## EXERCISE BRIEF:
Your reply must consist of the data below, reproduced character for character.

[Saved entries]
<<<<
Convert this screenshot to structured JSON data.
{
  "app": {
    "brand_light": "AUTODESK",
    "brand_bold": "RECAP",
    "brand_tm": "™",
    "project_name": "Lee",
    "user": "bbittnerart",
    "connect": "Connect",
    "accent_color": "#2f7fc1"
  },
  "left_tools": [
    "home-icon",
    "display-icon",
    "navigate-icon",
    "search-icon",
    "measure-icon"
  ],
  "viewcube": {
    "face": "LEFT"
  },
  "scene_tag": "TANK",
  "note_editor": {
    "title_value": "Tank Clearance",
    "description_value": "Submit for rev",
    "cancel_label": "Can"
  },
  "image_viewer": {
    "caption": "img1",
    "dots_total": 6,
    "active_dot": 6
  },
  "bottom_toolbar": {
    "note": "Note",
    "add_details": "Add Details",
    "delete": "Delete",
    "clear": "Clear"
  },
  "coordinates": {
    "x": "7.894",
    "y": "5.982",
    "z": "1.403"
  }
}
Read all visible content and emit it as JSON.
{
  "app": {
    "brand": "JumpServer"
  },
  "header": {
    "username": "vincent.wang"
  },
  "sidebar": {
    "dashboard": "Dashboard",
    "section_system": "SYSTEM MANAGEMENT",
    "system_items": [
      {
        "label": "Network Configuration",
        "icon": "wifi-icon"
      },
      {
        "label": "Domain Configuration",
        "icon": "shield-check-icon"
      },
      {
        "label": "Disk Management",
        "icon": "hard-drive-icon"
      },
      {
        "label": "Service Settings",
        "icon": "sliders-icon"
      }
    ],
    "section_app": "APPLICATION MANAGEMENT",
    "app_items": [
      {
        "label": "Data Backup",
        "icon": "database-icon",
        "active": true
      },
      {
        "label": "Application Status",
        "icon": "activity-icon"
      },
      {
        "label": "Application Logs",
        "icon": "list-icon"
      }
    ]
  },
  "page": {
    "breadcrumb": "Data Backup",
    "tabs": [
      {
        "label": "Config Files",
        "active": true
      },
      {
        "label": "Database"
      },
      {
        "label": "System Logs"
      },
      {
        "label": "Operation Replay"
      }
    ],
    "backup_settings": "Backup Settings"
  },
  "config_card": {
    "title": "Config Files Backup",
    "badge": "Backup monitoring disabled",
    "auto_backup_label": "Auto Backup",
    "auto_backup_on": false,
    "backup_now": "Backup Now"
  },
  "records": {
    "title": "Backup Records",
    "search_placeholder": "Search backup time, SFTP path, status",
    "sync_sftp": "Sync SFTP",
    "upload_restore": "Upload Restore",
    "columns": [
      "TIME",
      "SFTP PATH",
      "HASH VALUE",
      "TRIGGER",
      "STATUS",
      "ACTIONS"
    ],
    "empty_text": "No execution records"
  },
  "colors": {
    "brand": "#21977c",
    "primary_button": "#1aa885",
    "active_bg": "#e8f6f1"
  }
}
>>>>
## EXERCISE ANSWER:
Convert this screenshot to structured JSON data.
{
  "app": {
    "brand_light": "AUTODESK",
    "brand_bold": "RECAP",
    "brand_tm": "™",
    "project_name": "Lee",
    "user": "bbittnerart",
    "connect": "Connect",
    "accent_color": "#2f7fc1"
  },
  "left_tools": [
    "home-icon",
    "display-icon",
    "navigate-icon",
    "search-icon",
    "measure-icon"
  ],
  "viewcube": {
    "face": "LEFT"
  },
  "scene_tag": "TANK",
  "note_editor": {
    "title_value": "Tank Clearance",
    "description_value": "Submit for rev",
    "cancel_label": "Can"
  },
  "image_viewer": {
    "caption": "img1",
    "dots_total": 6,
    "active_dot": 6
  },
  "bottom_toolbar": {
    "note": "Note",
    "add_details": "Add Details",
    "delete": "Delete",
    "clear": "Clear"
  },
  "coordinates": {
    "x": "7.894",
    "y": "5.982",
    "z": "1.403"
  }
}
Read all visible content and emit it as JSON.
{
  "app": {
    "brand": "JumpServer"
  },
  "header": {
    "username": "vincent.wang"
  },
  "sidebar": {
    "dashboard": "Dashboard",
    "section_system": "SYSTEM MANAGEMENT",
    "system_items": [
      {
        "label": "Network Configuration",
        "icon": "wifi-icon"
      },
      {
        "label": "Domain Configuration",
        "icon": "shield-check-icon"
      },
      {
        "label": "Disk Management",
        "icon": "hard-drive-icon"
      },
      {
        "label": "Service Settings",
        "icon": "sliders-icon"
      }
    ],
    "section_app": "APPLICATION MANAGEMENT",
    "app_items": [
      {
        "label": "Data Backup",
        "icon": "database-icon",
        "active": true
      },
      {
        "label": "Application Status",
        "icon": "activity-icon"
      },
      {
        "label": "Application Logs",
        "icon": "list-icon"
      }
    ]
  },
  "page": {
    "breadcrumb": "Data Backup",
    "tabs": [
      {
        "label": "Config Files",
        "active": true
      },
      {
        "label": "Database"
      },
      {
        "label": "System Logs"
      },
      {
        "label": "Operation Replay"
      }
    ],
    "backup_settings": "Backup Settings"
  },
  "config_card": {
    "title": "Config Files Backup",
    "badge": "Backup monitoring disabled",
    "auto_backup_label": "Auto Backup",
    "auto_backup_on": false,
    "backup_now": "Backup Now"
  },
  "records": {
    "title": "Backup Records",
    "search_placeholder": "Search backup time, SFTP path, status",
    "sync_sftp": "Sync SFTP",
    "upload_restore": "Upload Restore",
    "columns": [
      "TIME",
      "SFTP PATH",
      "HASH VALUE",
      "TRIGGER",
      "STATUS",
      "ACTIONS"
    ],
    "empty_text": "No execution records"
  },
  "colors": {
    "brand": "#21977c",
    "primary_button": "#1aa885",
    "active_bg": "#e8f6f1"
  }
}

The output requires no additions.